Almost 100 people visited York’s first Repair Café and more than 60 items were mended at the event held by Planet South Bank at Clements Hall on Sunday 23 April.
The repair café, which had ‘stations’ fixing small appliances, electronics, furniture, textiles and clothing, jewellery and bikes, was run by 26 volunteers from the local community and offered repairs free of charge for items that could be fixed.
The three-hour event saw a steady stream of visitors, who enjoyed homemade and donated cakes while they waited for their turn to see the repairers.
Items that were brought included lamps, CD players, kettles, clocks, chairs, speakers, bikes, sweaters, blankets, necklaces and earrings. Among the more challenging items for the repair team were a headless doll, a lawnmower and a laptop, but only six items proved completely unfixable.
Response to the repair café was overwhelmingly positive, with visitors praising the hard-working repairers and friendly service.
“ Brilliant – I got three much-loved items repaired”, “without your help my pushchair would have been landfill”, “wonderful fixers and helpers” and “nothing is a lost cause” were some of the comments received in feedback, while the main complaint was that the event was not already weekly.
“One lady retrieved two lamps that she had actually thrown in the trash, cleaned them off and brought them to us and was thrilled to bits that she got them both fixed,” said organiser Kate Lock.
“We also fixed a child’s bike that had been found in a skip. It is really satisfying to know that we’ve saved things from being chucked away and given them a new lease of life.”
Councillor Andrew Waller, City of York Council Executive Member for the Environment, attended the event, bringing along a tie signed by Jon Snow for a spot repair.
“It’s been a really great buzz. Opportunities like this are a really good way to try and get us away from the disposable, throwaway society,” he said.
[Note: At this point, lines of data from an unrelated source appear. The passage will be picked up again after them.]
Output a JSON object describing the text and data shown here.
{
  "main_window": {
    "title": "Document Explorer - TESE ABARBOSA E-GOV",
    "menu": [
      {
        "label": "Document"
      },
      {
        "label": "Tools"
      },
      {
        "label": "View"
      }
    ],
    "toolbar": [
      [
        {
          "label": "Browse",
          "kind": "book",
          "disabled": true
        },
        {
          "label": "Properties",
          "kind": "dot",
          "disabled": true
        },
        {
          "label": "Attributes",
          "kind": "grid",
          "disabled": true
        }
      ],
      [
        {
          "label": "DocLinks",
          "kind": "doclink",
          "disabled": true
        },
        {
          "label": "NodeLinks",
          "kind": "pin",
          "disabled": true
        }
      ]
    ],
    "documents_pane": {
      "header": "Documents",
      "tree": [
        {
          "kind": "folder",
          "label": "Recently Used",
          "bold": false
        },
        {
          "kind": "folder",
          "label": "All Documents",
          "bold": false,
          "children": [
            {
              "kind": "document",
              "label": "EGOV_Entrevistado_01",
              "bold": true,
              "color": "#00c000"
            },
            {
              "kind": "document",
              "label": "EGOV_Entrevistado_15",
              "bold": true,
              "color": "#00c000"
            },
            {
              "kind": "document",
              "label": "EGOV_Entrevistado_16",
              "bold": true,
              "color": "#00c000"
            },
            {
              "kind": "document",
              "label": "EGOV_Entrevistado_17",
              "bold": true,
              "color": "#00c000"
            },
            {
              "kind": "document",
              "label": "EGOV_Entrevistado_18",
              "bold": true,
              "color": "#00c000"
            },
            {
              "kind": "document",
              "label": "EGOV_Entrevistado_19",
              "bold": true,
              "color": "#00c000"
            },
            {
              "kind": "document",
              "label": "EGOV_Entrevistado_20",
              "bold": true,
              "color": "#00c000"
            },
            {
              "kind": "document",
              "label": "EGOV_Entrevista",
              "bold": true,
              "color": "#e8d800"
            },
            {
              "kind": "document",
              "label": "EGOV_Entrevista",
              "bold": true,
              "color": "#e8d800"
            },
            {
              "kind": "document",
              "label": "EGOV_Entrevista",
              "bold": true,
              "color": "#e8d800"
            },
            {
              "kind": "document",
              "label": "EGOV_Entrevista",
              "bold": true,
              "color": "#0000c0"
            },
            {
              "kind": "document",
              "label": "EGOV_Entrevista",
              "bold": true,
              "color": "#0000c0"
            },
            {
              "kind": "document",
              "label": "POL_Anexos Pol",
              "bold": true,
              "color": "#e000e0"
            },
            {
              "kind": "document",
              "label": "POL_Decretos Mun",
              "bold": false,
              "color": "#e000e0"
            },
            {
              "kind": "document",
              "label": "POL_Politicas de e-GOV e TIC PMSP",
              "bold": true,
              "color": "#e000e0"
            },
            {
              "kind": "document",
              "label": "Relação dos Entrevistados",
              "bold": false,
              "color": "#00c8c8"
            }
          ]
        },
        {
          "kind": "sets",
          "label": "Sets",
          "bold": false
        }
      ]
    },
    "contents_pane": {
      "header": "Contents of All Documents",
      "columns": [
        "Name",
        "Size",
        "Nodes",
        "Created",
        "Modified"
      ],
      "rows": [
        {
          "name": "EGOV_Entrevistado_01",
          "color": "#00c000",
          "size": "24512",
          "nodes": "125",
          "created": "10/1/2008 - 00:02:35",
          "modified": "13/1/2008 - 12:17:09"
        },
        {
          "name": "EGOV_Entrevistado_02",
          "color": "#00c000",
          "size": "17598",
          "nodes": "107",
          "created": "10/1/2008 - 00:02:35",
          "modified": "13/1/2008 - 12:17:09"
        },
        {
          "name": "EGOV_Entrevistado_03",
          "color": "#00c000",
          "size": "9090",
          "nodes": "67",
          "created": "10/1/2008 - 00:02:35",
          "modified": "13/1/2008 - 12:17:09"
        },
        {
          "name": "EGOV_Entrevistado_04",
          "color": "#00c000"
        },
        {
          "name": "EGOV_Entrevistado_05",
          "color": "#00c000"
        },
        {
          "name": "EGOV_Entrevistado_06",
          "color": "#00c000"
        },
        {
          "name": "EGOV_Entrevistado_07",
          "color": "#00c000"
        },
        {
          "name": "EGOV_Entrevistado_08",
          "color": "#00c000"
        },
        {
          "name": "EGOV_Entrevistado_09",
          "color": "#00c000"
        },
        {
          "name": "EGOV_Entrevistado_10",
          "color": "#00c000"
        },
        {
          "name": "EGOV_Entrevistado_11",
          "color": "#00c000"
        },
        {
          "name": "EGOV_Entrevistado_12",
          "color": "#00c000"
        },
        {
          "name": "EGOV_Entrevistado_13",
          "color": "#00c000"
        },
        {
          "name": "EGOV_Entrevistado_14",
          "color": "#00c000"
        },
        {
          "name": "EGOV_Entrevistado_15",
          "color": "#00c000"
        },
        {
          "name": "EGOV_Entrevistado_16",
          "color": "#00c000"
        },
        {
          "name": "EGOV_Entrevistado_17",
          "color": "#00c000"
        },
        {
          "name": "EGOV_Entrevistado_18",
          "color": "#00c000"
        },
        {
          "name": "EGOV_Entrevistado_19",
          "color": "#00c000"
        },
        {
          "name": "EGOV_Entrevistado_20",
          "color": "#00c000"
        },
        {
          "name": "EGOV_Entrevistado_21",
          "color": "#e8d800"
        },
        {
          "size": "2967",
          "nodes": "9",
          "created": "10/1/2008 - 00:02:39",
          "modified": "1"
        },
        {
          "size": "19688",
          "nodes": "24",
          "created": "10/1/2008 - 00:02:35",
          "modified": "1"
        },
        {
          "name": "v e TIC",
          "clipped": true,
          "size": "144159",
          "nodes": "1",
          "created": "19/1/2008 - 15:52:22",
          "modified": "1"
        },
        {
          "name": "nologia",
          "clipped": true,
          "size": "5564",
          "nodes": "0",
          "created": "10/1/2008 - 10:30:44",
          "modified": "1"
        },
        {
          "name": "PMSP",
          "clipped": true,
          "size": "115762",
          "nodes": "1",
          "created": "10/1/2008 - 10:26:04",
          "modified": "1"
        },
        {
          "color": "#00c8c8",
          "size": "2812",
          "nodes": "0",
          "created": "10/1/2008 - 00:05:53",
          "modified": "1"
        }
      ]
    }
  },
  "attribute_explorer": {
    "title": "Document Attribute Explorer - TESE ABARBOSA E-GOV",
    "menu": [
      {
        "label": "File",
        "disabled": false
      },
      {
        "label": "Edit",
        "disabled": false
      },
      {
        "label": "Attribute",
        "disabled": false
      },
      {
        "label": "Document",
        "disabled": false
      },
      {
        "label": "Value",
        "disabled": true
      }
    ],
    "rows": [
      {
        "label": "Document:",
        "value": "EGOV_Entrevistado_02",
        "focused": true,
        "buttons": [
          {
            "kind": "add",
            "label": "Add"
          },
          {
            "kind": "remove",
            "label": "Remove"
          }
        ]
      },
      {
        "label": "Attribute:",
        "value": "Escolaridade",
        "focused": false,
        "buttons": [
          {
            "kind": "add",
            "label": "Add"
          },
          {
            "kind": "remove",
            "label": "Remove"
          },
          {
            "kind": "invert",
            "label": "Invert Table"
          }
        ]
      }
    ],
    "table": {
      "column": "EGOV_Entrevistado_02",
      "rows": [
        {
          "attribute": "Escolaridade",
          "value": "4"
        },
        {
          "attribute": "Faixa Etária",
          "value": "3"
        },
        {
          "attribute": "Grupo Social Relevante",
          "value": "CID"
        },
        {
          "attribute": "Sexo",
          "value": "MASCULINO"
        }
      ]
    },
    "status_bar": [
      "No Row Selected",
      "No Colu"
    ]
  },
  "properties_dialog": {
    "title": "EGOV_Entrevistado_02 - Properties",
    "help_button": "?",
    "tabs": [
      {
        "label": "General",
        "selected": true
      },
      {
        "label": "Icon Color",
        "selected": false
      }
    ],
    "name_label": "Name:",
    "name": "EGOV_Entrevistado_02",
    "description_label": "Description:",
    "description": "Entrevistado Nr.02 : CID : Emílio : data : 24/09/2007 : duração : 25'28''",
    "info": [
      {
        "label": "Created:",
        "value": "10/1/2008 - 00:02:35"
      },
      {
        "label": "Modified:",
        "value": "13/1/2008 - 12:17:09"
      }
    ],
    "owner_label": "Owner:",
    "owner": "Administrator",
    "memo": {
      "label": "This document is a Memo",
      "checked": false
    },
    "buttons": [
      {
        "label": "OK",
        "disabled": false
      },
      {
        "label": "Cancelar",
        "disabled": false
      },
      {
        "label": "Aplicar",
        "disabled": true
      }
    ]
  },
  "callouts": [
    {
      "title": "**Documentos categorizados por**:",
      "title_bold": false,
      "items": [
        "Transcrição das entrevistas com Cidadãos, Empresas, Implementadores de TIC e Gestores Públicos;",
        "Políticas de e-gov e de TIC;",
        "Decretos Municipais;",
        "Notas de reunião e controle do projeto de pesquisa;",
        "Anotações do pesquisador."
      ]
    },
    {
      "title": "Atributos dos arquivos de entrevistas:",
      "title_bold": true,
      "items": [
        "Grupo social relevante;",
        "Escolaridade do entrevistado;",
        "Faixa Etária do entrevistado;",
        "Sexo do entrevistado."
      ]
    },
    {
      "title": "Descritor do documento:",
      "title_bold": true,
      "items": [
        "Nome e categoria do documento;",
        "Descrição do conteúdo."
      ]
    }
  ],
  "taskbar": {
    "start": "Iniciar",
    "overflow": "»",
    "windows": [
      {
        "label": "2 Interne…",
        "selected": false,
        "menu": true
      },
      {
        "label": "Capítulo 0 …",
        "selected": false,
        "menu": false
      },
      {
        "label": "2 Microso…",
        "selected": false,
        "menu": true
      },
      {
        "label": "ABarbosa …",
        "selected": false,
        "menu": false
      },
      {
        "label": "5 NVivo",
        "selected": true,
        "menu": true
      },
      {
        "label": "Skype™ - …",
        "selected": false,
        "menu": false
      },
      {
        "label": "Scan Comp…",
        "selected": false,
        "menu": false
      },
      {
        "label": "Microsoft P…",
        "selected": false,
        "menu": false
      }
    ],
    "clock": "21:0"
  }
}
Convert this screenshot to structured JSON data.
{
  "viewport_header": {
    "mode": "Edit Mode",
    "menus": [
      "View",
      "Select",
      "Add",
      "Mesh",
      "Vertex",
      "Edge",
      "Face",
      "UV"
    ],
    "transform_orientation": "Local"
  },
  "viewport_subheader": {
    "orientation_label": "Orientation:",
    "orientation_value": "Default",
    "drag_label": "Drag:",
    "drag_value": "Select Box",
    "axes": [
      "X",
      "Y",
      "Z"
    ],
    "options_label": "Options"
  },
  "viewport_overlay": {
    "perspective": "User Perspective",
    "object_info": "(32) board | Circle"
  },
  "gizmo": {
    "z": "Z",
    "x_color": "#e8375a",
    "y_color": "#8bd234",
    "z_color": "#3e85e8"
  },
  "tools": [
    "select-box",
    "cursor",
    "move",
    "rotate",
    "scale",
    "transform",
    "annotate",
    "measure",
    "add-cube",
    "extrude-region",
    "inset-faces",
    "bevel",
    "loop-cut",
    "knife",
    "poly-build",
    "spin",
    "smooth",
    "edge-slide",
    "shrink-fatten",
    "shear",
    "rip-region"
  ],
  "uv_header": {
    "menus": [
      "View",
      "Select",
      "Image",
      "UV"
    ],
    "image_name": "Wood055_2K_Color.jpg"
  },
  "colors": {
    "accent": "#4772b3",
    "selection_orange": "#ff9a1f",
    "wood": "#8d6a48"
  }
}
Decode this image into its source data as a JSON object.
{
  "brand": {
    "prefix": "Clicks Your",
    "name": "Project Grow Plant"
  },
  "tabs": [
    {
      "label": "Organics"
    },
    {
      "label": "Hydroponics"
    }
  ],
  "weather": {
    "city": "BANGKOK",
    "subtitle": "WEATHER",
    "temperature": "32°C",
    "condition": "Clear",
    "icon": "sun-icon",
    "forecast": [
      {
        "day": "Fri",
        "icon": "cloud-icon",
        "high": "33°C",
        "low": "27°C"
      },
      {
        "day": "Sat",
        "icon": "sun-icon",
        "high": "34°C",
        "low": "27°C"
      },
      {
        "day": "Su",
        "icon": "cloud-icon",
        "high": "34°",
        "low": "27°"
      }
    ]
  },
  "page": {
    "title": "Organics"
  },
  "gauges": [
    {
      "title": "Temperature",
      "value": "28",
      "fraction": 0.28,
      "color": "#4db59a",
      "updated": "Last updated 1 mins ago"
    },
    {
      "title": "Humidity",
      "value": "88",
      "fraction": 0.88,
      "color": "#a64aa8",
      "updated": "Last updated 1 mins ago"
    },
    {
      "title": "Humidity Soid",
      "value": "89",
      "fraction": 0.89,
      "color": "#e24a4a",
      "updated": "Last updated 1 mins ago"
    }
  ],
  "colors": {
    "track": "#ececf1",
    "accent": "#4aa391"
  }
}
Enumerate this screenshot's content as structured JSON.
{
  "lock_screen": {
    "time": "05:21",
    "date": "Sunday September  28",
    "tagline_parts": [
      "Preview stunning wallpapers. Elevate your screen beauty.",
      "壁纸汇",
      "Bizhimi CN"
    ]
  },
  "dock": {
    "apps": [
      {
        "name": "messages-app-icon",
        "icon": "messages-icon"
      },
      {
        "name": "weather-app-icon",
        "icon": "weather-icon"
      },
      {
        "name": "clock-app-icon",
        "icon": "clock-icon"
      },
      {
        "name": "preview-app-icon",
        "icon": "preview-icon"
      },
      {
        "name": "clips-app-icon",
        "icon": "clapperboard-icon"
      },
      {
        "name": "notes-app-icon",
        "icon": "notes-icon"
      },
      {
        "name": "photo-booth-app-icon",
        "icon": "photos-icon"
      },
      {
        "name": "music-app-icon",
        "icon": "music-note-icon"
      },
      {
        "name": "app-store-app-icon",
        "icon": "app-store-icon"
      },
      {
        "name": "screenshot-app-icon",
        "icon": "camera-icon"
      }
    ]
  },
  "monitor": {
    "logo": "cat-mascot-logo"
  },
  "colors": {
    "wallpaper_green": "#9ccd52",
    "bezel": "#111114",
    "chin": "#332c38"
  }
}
“I think people are more aware of the problems caused by landfill and sending stuff away, so the more that we can get used to bringing things in to repair, getting more life out of them, then the more money we’ll save in the long run.
“It’s been a really good trial and from what I’ve seen today there’s certainly been a lot of demand for it.”
Planet Southbank received funding to run the repair cafe and other waste-themed events from York Community Recycling Fund and Kate Lock hopes that Sunday’s successful pilot will inspire other groups to put on similar events in other parts of York.
“We’ve shown it’s doable, and viable and there’s a clear need for it and interest in it. I think we will do another one – the proceeds from the café can seed the next event. I can also see the potential for building up the repair crew we’ve established and sending them out to venues in other parts of the city, if groups and venues are willing to host.
“We are certainly happy to share our learning. We joined the international Repair Café Foundation and there’s a lot of help out there to do these things. It’s already very big in The Netherlands, where it started, and it seems to be growing all over the world, including in the UK.”
Kate and the Planet Southbank team were supported by members of Glass Half Full, another voluntary group, as well as local businesses, tradespeople, makers, menders, hobbyists and professionals.
“There’s been fantastic support across the board, from donations of cakes from local cafes and shops to skilled tradesmen giving their time voluntarily.
“One of the best things has been the range of people that have been involved or come along, and the fantastic conversations and connections we’ve made.
“That’s what community spirit is all about and I think we discovered there’s a lot of it around today.”
If you would like to volunteer for a future York Repair Café, email: email@example.com